Manufacturers and Drug Producers On January 1, 2015 the initial phase of the US Food and Drug Administrationís (FDA) 2013 Drug Supply Chain Security Act (DSCSA) will take effect across the US. DSCSA mandates the development of a national unique product serialization system to track all pharmaceutical products at every stage along the supply chain. Over the next eight years, drug manufacturers, wholesale drug distributors, repackaging companies and pharmacies will be expected to cooperate with US Food Drug Administrationís (FDA) efforts to develop, test and implement through a phased approach.
For medical devices, the FDA finalized its specifications for Unique Device Identification (UDI) in September of 2013, with a phased implementation of coding requirements based on device class through 2018.
The scope and impact of the DSCSA and UDI regulation will require major packaging changes from all pharmaceutical manufacturers. Companies must develop the capability to print unique serial numbers on prescription drug packaging and unique device identifiers for medical devices. This process often requires investments up and down the production line and integration with enterprise resource planning (ERP) systems.
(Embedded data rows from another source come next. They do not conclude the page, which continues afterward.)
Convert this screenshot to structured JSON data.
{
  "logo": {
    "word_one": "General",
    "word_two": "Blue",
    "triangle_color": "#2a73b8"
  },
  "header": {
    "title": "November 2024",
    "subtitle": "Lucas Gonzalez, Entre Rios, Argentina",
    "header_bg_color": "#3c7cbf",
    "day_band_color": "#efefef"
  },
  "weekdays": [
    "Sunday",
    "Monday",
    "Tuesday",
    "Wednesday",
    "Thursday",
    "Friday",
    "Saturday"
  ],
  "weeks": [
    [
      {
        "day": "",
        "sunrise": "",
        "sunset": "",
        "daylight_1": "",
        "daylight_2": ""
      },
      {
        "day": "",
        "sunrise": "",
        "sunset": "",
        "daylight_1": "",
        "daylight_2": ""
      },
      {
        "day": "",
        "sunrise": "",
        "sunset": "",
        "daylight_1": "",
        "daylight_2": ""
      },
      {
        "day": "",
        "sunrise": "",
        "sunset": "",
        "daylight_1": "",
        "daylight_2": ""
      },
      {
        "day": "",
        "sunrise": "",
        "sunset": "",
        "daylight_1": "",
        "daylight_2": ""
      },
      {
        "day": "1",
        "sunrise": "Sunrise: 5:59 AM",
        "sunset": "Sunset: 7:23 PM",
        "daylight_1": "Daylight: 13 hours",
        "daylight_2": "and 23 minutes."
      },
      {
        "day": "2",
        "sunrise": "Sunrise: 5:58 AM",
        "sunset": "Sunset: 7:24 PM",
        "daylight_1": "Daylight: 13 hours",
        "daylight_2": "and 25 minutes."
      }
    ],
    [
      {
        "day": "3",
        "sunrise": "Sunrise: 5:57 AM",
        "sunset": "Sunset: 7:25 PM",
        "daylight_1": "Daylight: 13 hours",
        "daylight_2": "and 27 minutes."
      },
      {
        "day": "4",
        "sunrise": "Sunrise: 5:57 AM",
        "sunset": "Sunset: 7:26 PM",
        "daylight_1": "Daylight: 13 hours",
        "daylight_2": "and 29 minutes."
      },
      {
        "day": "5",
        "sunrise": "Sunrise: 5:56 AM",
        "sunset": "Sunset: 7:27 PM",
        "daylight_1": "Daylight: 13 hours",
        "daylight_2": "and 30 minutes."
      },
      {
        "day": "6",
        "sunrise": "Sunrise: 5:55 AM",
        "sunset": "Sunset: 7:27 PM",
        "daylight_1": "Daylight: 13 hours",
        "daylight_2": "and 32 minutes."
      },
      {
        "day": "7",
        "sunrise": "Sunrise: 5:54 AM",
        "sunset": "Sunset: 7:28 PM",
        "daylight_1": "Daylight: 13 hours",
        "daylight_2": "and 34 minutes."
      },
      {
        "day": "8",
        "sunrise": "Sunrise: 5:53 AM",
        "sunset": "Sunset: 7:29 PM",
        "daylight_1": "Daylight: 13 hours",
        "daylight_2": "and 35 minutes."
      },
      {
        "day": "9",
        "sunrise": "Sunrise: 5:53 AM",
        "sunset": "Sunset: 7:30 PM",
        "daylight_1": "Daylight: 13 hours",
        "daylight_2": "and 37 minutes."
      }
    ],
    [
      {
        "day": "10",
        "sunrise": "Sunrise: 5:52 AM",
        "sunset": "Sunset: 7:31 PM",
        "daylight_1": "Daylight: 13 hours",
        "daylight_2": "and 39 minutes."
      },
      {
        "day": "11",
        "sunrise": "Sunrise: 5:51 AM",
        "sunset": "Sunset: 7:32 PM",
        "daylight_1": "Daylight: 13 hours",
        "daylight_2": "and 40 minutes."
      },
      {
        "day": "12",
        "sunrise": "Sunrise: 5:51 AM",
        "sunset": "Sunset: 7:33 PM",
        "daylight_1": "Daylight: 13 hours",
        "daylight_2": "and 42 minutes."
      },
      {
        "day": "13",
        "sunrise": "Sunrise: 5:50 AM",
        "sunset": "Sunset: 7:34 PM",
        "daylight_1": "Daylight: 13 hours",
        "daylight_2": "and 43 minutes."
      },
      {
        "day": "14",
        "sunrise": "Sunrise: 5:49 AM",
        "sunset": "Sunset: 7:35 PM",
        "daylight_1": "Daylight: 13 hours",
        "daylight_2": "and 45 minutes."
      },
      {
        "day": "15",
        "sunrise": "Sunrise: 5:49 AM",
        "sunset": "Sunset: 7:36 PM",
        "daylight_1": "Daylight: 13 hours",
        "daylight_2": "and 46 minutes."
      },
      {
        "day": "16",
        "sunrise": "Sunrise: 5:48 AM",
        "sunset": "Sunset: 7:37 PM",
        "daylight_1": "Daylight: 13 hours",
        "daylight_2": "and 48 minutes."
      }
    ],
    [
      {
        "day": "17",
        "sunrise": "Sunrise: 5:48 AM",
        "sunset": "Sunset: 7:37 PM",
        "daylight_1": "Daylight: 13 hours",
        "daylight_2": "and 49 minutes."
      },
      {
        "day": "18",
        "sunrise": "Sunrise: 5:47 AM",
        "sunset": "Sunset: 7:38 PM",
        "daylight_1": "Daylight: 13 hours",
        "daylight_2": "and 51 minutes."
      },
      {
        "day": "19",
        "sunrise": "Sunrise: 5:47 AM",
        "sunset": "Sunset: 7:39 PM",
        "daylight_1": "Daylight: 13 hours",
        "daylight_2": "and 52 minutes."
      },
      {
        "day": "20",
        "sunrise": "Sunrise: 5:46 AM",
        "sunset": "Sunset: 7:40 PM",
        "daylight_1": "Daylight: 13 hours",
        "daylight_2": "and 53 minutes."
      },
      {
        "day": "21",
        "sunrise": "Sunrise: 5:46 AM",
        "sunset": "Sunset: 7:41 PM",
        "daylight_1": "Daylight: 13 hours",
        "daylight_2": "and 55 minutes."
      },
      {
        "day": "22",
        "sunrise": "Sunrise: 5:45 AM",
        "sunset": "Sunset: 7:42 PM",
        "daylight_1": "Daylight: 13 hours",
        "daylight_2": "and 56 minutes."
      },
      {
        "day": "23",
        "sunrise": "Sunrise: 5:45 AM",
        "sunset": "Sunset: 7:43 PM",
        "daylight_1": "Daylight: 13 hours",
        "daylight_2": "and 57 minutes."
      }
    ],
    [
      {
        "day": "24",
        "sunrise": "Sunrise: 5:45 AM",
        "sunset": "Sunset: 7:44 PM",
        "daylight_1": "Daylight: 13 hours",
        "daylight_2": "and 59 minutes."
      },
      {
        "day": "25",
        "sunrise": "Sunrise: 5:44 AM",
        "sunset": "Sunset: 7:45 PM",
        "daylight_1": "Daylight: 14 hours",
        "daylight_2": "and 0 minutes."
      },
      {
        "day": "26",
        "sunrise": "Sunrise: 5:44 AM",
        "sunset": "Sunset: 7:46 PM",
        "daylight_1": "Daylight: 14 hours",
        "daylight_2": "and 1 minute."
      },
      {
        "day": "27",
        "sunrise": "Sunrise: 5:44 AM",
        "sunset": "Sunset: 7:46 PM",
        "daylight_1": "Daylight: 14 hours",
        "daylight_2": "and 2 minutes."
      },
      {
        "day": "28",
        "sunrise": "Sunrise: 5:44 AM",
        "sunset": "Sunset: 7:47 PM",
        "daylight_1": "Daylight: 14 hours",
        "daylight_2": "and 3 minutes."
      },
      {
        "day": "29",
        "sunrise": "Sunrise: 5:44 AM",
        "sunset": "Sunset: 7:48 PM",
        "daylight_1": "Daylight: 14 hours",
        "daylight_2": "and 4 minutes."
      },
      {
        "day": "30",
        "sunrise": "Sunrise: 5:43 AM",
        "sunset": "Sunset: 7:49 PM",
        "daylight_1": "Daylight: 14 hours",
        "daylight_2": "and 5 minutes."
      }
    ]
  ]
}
But among all of the production, operations and technology challenges truly lives one main core essential purpose: the delivery of information held in product coding and labeling. The FDAís impending serialization requires more information to live inside each productís code to be effectively track products throughout the supply chain. Traditional linear bar coding revised in 2007 is not designed to hold this breadth of information efficiently, which means that many pharmaceutical manufacturers are now undergoing efforts to switch to two-dimensional (2D) bar codes.
How these Changes Relate to International Coding Standards?
Many companies are using GS1 guidelines to create codes. To meet the requirement for Automatic Identification and Data Capture (AIDC), a method of automatically collating data and entering this into tracking systems - information can be conveyed through a 2D coding standard called GS1 DataMatrix or stacked, linear bar code called GS1 DataBar.
As medical device and pharmaceutical manufacturers prepare to comply with FDA regulations, they are evaluating the ability of existing printing systems to deliver the required results.
Meeting these world wide trends demanding advanced coding, serialization and labeling regulations, requires printing technology capable of delivering more information, with no-fail readability, on smaller spaces. Coding and serialization solution providers are poised to provide application solutions designed to deliver the highest quality human and machine readable codes to ensure product traceability and visibility regardless of package type.
A number of printing options are available to meet the multi-packaging and labeling needs of the pharmaceutical and medical device industries. Popular options include, but are not limited to:
In addition to the right technology, pharmaceutical companies need to find the right application partner to help them make the most cost-effective, fastest, high quality coding and labeling solutions. A true partner will play an active role in ensuring deployment success and servicing its technology throughout the lifecycle of the printer. Taking the right measures to implement and support best-in-class solutions could mean the difference in fines, recalls, re-work and, potentially, patient safety.
Despite the challenging road ahead in the changing global regulatory landscape, above all else, pharmaceutical companies should know their efforts will be met with great potential gains brought by through increased consumer confidence and brand loyalty. Most importantly, they ensure the right, safe, regulated drugs and medical devices get in the hands of the people who need them.